### AVAILABLE DATA
────────────────────

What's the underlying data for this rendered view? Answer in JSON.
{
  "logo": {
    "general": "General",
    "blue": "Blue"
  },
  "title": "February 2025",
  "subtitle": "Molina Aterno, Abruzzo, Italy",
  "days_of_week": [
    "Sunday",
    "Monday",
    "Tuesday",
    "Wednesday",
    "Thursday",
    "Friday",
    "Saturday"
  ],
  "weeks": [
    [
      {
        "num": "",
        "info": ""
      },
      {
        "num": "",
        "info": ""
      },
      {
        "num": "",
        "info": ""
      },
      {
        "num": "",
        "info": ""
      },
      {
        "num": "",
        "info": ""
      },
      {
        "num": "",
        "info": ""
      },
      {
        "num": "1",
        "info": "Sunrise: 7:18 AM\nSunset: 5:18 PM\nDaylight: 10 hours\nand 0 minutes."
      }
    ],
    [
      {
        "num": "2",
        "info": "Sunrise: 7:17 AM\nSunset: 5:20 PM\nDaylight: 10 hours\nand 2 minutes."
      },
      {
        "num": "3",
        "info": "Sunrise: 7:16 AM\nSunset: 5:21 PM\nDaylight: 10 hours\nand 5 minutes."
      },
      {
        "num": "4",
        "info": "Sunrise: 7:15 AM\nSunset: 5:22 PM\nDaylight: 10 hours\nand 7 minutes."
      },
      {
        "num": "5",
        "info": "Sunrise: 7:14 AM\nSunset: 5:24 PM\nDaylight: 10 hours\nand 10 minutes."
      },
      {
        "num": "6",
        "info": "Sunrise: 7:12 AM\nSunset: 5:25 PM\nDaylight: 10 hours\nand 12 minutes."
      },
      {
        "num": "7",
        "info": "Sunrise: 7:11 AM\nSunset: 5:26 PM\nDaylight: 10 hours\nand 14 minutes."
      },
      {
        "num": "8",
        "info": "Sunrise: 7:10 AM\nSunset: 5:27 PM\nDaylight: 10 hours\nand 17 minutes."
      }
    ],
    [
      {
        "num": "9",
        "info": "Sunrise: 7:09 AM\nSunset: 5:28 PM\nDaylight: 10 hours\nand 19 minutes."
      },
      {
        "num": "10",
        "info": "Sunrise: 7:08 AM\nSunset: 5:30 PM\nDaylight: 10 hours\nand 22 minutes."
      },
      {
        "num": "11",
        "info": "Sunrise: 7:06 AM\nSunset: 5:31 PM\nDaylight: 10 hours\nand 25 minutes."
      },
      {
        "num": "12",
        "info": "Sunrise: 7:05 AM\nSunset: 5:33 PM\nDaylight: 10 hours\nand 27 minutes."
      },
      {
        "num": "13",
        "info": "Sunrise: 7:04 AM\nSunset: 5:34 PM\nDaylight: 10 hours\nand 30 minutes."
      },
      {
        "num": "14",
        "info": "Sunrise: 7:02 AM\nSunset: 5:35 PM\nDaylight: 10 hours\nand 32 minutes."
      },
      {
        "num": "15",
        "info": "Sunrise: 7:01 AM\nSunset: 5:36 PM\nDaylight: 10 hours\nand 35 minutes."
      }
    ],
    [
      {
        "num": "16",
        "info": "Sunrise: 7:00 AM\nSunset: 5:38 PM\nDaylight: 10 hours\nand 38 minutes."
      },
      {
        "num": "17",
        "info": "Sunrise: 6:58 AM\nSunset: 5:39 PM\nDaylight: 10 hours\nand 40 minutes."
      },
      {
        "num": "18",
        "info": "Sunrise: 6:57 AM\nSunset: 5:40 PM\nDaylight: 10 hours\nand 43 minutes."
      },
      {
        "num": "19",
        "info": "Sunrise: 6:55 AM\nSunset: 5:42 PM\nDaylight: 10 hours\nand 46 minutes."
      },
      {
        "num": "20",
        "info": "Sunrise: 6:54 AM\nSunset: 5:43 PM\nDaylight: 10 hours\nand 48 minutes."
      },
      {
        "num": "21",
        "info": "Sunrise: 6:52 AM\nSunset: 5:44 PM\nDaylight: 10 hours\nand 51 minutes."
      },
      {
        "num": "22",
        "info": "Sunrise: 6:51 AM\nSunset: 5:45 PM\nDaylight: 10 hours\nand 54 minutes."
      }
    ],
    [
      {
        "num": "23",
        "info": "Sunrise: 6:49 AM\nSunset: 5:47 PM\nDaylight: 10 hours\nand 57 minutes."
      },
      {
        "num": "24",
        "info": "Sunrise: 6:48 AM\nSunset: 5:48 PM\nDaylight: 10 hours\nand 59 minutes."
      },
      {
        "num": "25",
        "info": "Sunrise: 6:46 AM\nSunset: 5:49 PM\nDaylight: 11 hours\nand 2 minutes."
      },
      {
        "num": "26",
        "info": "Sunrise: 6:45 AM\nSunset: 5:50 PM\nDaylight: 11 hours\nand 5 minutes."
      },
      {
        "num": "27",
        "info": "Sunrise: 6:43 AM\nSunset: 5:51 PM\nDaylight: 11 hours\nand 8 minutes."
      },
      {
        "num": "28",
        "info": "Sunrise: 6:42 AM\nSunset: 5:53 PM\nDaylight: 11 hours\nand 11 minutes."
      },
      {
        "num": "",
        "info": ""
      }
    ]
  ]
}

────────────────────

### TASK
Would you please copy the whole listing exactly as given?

### EXERCISE SOLUTION
What's the underlying data for this rendered view? Answer in JSON.
{
  "logo": {
    "general": "General",
    "blue": "Blue"
  },
  "title": "February 2025",
  "subtitle": "Molina Aterno, Abruzzo, Italy",
  "days_of_week": [
    "Sunday",
    "Monday",
    "Tuesday",
    "Wednesday",
    "Thursday",
    "Friday",
    "Saturday"
  ],
  "weeks": [
    [
      {
        "num": "",
        "info": ""
      },
      {
        "num": "",
        "info": ""
      },
      {
        "num": "",
        "info": ""
      },
      {
        "num": "",
        "info": ""
      },
      {
        "num": "",
        "info": ""
      },
      {
        "num": "",
        "info": ""
      },
      {
        "num": "1",
        "info": "Sunrise: 7:18 AM\nSunset: 5:18 PM\nDaylight: 10 hours\nand 0 minutes."
      }
    ],
    [
      {
        "num": "2",
        "info": "Sunrise: 7:17 AM\nSunset: 5:20 PM\nDaylight: 10 hours\nand 2 minutes."
      },
      {
        "num": "3",
        "info": "Sunrise: 7:16 AM\nSunset: 5:21 PM\nDaylight: 10 hours\nand 5 minutes."
      },
      {
        "num": "4",
        "info": "Sunrise: 7:15 AM\nSunset: 5:22 PM\nDaylight: 10 hours\nand 7 minutes."
      },
      {
        "num": "5",
        "info": "Sunrise: 7:14 AM\nSunset: 5:24 PM\nDaylight: 10 hours\nand 10 minutes."
      },
      {
        "num": "6",
        "info": "Sunrise: 7:12 AM\nSunset: 5:25 PM\nDaylight: 10 hours\nand 12 minutes."
      },
      {
        "num": "7",
        "info": "Sunrise: 7:11 AM\nSunset: 5:26 PM\nDaylight: 10 hours\nand 14 minutes."
      },
      {
        "num": "8",
        "info": "Sunrise: 7:10 AM\nSunset: 5:27 PM\nDaylight: 10 hours\nand 17 minutes."
      }
    ],
    [
      {
        "num": "9",
        "info": "Sunrise: 7:09 AM\nSunset: 5:28 PM\nDaylight: 10 hours\nand 19 minutes."
      },
      {
        "num": "10",
        "info": "Sunrise: 7:08 AM\nSunset: 5:30 PM\nDaylight: 10 hours\nand 22 minutes."
      },
      {
        "num": "11",
        "info": "Sunrise: 7:06 AM\nSunset: 5:31 PM\nDaylight: 10 hours\nand 25 minutes."
      },
      {
        "num": "12",
        "info": "Sunrise: 7:05 AM\nSunset: 5:33 PM\nDaylight: 10 hours\nand 27 minutes."
      },
      {
        "num": "13",
        "info": "Sunrise: 7:04 AM\nSunset: 5:34 PM\nDaylight: 10 hours\nand 30 minutes."
      },
      {
        "num": "14",
        "info": "Sunrise: 7:02 AM\nSunset: 5:35 PM\nDaylight: 10 hours\nand 32 minutes."
      },
      {
        "num": "15",
        "info": "Sunrise: 7:01 AM\nSunset: 5:36 PM\nDaylight: 10 hours\nand 35 minutes."
      }
    ],
    [
      {
        "num": "16",
        "info": "Sunrise: 7:00 AM\nSunset: 5:38 PM\nDaylight: 10 hours\nand 38 minutes."
      },
      {
        "num": "17",
        "info": "Sunrise: 6:58 AM\nSunset: 5:39 PM\nDaylight: 10 hours\nand 40 minutes."
      },
      {
        "num": "18",
        "info": "Sunrise: 6:57 AM\nSunset: 5:40 PM\nDaylight: 10 hours\nand 43 minutes."
      },
      {
        "num": "19",
        "info": "Sunrise: 6:55 AM\nSunset: 5:42 PM\nDaylight: 10 hours\nand 46 minutes."
      },
      {
        "num": "20",
        "info": "Sunrise: 6:54 AM\nSunset: 5:43 PM\nDaylight: 10 hours\nand 48 minutes."
      },
      {
        "num": "21",
        "info": "Sunrise: 6:52 AM\nSunset: 5:44 PM\nDaylight: 10 hours\nand 51 minutes."
      },
      {
        "num": "22",
        "info": "Sunrise: 6:51 AM\nSunset: 5:45 PM\nDaylight: 10 hours\nand 54 minutes."
      }
    ],
    [
      {
        "num": "23",
        "info": "Sunrise: 6:49 AM\nSunset: 5:47 PM\nDaylight: 10 hours\nand 57 minutes."
      },
      {
        "num": "24",
        "info": "Sunrise: 6:48 AM\nSunset: 5:48 PM\nDaylight: 10 hours\nand 59 minutes."
      },
      {
        "num": "25",
        "info": "Sunrise: 6:46 AM\nSunset: 5:49 PM\nDaylight: 11 hours\nand 2 minutes."
      },
      {
        "num": "26",
        "info": "Sunrise: 6:45 AM\nSunset: 5:50 PM\nDaylight: 11 hours\nand 5 minutes."
      },
      {
        "num": "27",
        "info": "Sunrise: 6:43 AM\nSunset: 5:51 PM\nDaylight: 11 hours\nand 8 minutes."
      },
      {
        "num": "28",
        "info": "Sunrise: 6:42 AM\nSunset: 5:53 PM\nDaylight: 11 hours\nand 11 minutes."
      },
      {
        "num": "",
        "info": ""
      }
    ]
  ]
}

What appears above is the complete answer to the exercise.